Building Your Child’s Sense of Family Belonging
Relationships with family members play an important role as children begin to develop a sense of self. When they feel a sense of identity and belonging within their own families, children are better able to grow emotionally, make friends, and appreciate and accept the diversity of others.
With Mother’s Day right around the corner, it’s a great time to share activities that celebrate the importance of family.
Below are age appropriate activities that we implement in the classroom, as well as activities you can do with your child at home.
In the classroom: Teachers use baby sign language to help children identify and eventually verbalize names for their family members. When parents enter the classroom, teachers say, “Look! Here’s mommy, “ while also signing “mommy.” They work with parents to learn specific names used at home, and then use those names in the classroom.
At home: Use baby sign language as you come across names of family members in books and songs. To sign “mommy,” tap your thumb on your chin repeatedly. To sign “daddy,” tap your thumb on your forehead repeatedly. Remember to say the word aloud as you sign.
Recommended reading: Spot Loves His Mommy by Eric Hill, Are You my Mother? by PD Eastman
BEGINNERS (ages 2-3):
In the classroom: By age two, children begin to learn the names of extended family members, such as grandmother, uncle and cousin. They practice using these words as they talk about their families. After sorting stuffed animals by type, teachers might say, “This is the horse’s family. He has a big family. Who’s in your family?”
At home: Give your child play dough and encourage him to create the members of his family. Afterward, ask him to count and name them. This activity helps him conceptualize that multiple people make up his entire family and gives you insight into what family means to your child at his particular point in development.
Recommended reading: On Mother’s Lap by Ann Herbert Scott, Oonga Boonga by Frieda Wishinsky
INTERMEDIATES (ages 3-4):
In the classroom: As children read stories about diverse families, teachers encourage them to share unique details about their own families. For example, teachers might ask, “Who has a sister?” or “Who has a pet?” Afterward, students create charts with the information.
At home: Have each member of your family make a thumbprint using finger paint on a piece of paper side by side. Then, ask your child to compare the various sizes, and guess which thumbprint belongs to each person. As they talk about their family members, they begin to appreciate what makes their family unique.

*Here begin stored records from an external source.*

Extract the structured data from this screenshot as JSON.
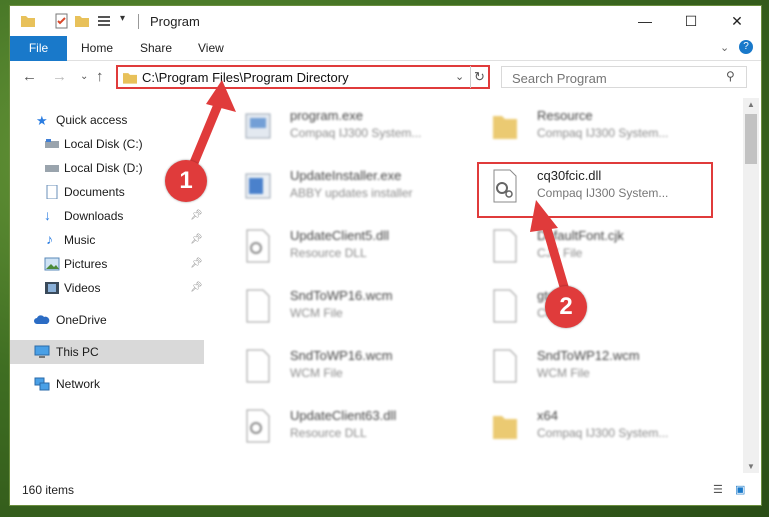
{
  "window": {
    "title": "Program"
  },
  "ribbon": {
    "tabs": [
      "File",
      "Home",
      "Share",
      "View"
    ]
  },
  "address": {
    "path": "C:\\Program Files\\Program Directory"
  },
  "search": {
    "placeholder": "Search Program"
  },
  "nav": {
    "items": [
      {
        "label": "Quick access",
        "icon": "star-icon"
      },
      {
        "label": "Local Disk (C:)",
        "icon": "drive-icon"
      },
      {
        "label": "Local Disk (D:)",
        "icon": "drive-icon"
      },
      {
        "label": "Documents",
        "icon": "documents-icon"
      },
      {
        "label": "Downloads",
        "icon": "download-icon",
        "pinned": true
      },
      {
        "label": "Music",
        "icon": "music-icon",
        "pinned": true
      },
      {
        "label": "Pictures",
        "icon": "pictures-icon",
        "pinned": true
      },
      {
        "label": "Videos",
        "icon": "videos-icon",
        "pinned": true
      },
      {
        "label": "OneDrive",
        "icon": "cloud-icon"
      },
      {
        "label": "This PC",
        "icon": "computer-icon",
        "selected": true
      },
      {
        "label": "Network",
        "icon": "network-icon"
      }
    ]
  },
  "files": [
    {
      "name": "program.exe",
      "desc": "Compaq IJ300 System..."
    },
    {
      "name": "Resource",
      "desc": "Compaq IJ300 System..."
    },
    {
      "name": "UpdateInstaller.exe",
      "desc": "ABBY updates installer"
    },
    {
      "name": "cq30fcic.dll",
      "desc": "Compaq IJ300 System..."
    },
    {
      "name": "UpdateClient5.dll",
      "desc": "Resource DLL"
    },
    {
      "name": "DefaultFont.cjk",
      "desc": "CJK File"
    },
    {
      "name": "SndToWP16.wcm",
      "desc": "WCM File"
    },
    {
      "name": "gtd...",
      "desc": "CKI..."
    },
    {
      "name": "SndToWP16.wcm",
      "desc": "WCM File"
    },
    {
      "name": "SndToWP12.wcm",
      "desc": "WCM File"
    },
    {
      "name": "UpdateClient63.dll",
      "desc": "Resource DLL"
    },
    {
      "name": "x64",
      "desc": "Compaq IJ300 System..."
    }
  ],
  "status": {
    "count": "160 items"
  },
  "callouts": [
    "1",
    "2"
  ],
  "colors": {
    "accent": "#1979ca",
    "highlight": "#e03b3b"
  }
}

Recommended reading: Clifford’s Family by Norman Bridwell, What Mommies Do Best and What Daddies Do Best by Laura Numeroff

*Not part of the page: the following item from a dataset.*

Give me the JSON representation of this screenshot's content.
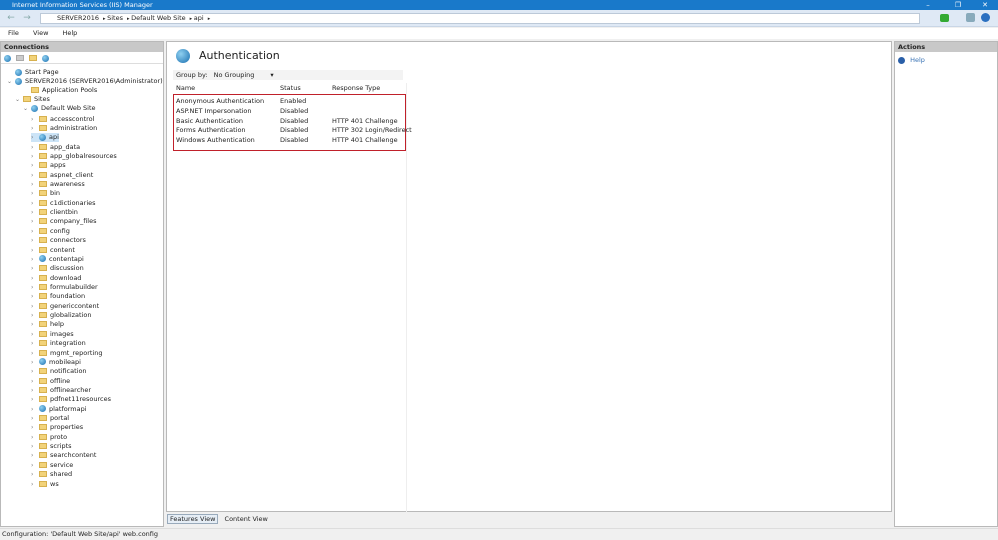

PRE-K/PRE-K 2 (ages 4-5):
In the classroom: Our older preschoolers begin to understand that their parents have more than one role. Family members are invited to visit and talk to the class about their roles inside and outside of the home. Students are encouraged to write and draw their family members in the different roles they serve. For example, “Mommy is a doctor.”

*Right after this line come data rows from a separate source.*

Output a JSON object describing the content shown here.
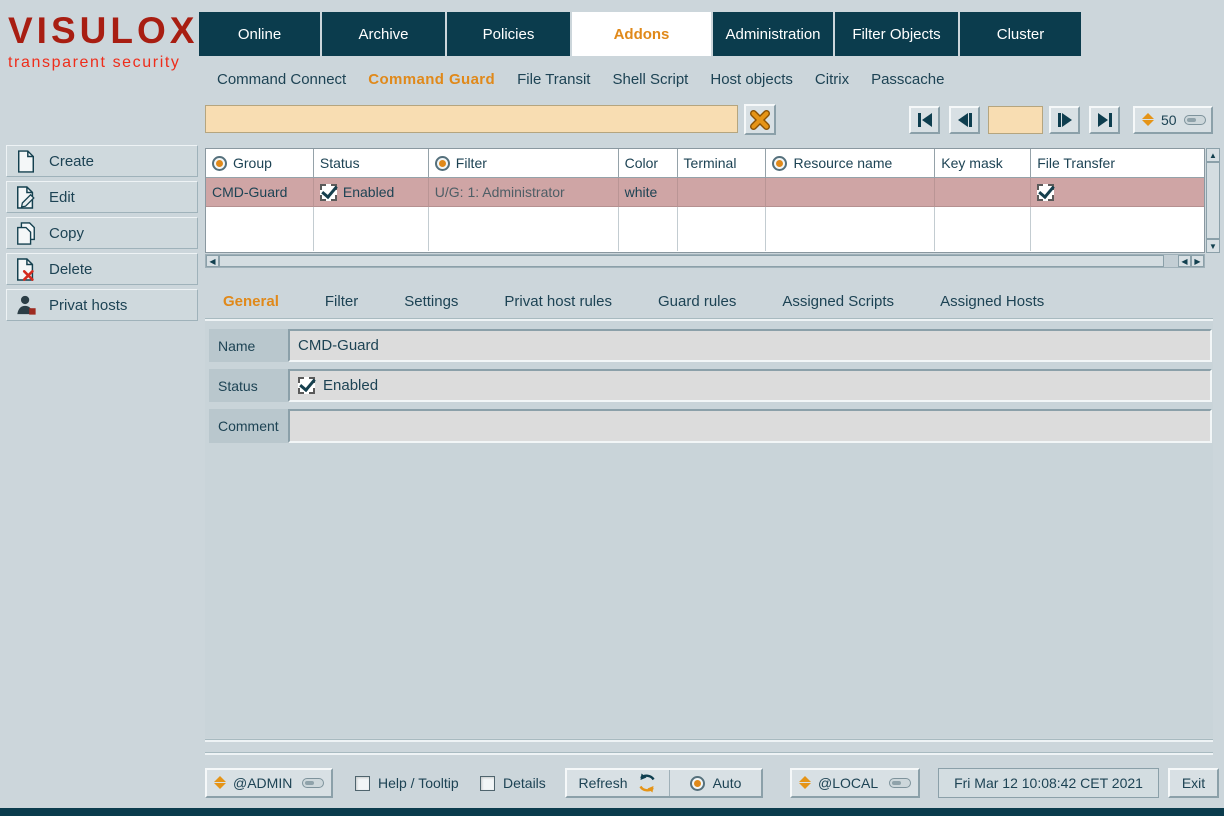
{
  "logo": {
    "title": "VISULOX",
    "subtitle": "transparent security"
  },
  "nav": {
    "tabs": [
      {
        "label": "Online",
        "active": false
      },
      {
        "label": "Archive",
        "active": false
      },
      {
        "label": "Policies",
        "active": false
      },
      {
        "label": "Addons",
        "active": true
      },
      {
        "label": "Administration",
        "active": false
      },
      {
        "label": "Filter Objects",
        "active": false
      },
      {
        "label": "Cluster",
        "active": false
      }
    ]
  },
  "subnav": {
    "items": [
      {
        "label": "Command Connect",
        "active": false
      },
      {
        "label": "Command Guard",
        "active": true
      },
      {
        "label": "File Transit",
        "active": false
      },
      {
        "label": "Shell Script",
        "active": false
      },
      {
        "label": "Host objects",
        "active": false
      },
      {
        "label": "Citrix",
        "active": false
      },
      {
        "label": "Passcache",
        "active": false
      }
    ]
  },
  "toolbar": {
    "search_value": "",
    "page_value": "",
    "page_size": "50",
    "icons": {
      "clear": "orange-x-cross",
      "first": "skip-to-start",
      "prev": "step-back",
      "next": "step-forward",
      "last": "skip-to-end",
      "combo": "orange-double-triangle"
    }
  },
  "table": {
    "columns": [
      {
        "label": "Group",
        "has_radio": true
      },
      {
        "label": "Status",
        "has_radio": false
      },
      {
        "label": "Filter",
        "has_radio": true
      },
      {
        "label": "Color",
        "has_radio": false
      },
      {
        "label": "Terminal",
        "has_radio": false
      },
      {
        "label": "Resource name",
        "has_radio": true
      },
      {
        "label": "Key mask",
        "has_radio": false
      },
      {
        "label": "File Transfer",
        "has_radio": false
      }
    ],
    "row": {
      "group": "CMD-Guard",
      "status": "Enabled",
      "status_checked": true,
      "filter": "U/G: 1: Administrator",
      "color": "white",
      "terminal": "",
      "resource_name": "",
      "key_mask": "",
      "file_transfer_checked": true
    }
  },
  "detail_tabs": [
    {
      "label": "General",
      "active": true
    },
    {
      "label": "Filter",
      "active": false
    },
    {
      "label": "Settings",
      "active": false
    },
    {
      "label": "Privat host rules",
      "active": false
    },
    {
      "label": "Guard rules",
      "active": false
    },
    {
      "label": "Assigned Scripts",
      "active": false
    },
    {
      "label": "Assigned Hosts",
      "active": false
    }
  ],
  "form": {
    "name_label": "Name",
    "name_value": "CMD-Guard",
    "status_label": "Status",
    "status_value": "Enabled",
    "status_checked": true,
    "comment_label": "Comment",
    "comment_value": ""
  },
  "sidebar": {
    "items": [
      {
        "label": "Create",
        "icon": "document-new-icon"
      },
      {
        "label": "Edit",
        "icon": "document-edit-icon"
      },
      {
        "label": "Copy",
        "icon": "document-copy-icon"
      },
      {
        "label": "Delete",
        "icon": "document-delete-icon"
      },
      {
        "label": "Privat hosts",
        "icon": "user-icon"
      }
    ]
  },
  "statusbar": {
    "admin_scope": "@ADMIN",
    "help_label": "Help / Tooltip",
    "help_checked": false,
    "details_label": "Details",
    "details_checked": false,
    "refresh_label": "Refresh",
    "auto_label": "Auto",
    "auto_selected": true,
    "local_scope": "@LOCAL",
    "datetime": "Fri Mar 12 10:08:42 CET 2021",
    "exit_label": "Exit"
  },
  "colors": {
    "accent_orange": "#e0891a",
    "nav_navy": "#0b3c4d",
    "row_highlight": "#cfa5a5",
    "field_tan": "#f8ddb2",
    "logo_red": "#a81e12",
    "logo_sub_red": "#ee2d1b"
  }
}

At home: Go on an uninterrupted family outing with your child. Try to avoid checking work emails or answering unimportant phone calls. Afterward, ask your child to write about his favorite parts of the day in his journal.
Recommended reading: Does a Kangaroo Have a Mother Too? by Eric Carle, The Napping House by Audrey Wood
All of our schools will be celebrating families in really fun ways this Mother’s Day season, and we hope that you do too!
– Lauren Starnes, PhD – former Director of Early Childhood Education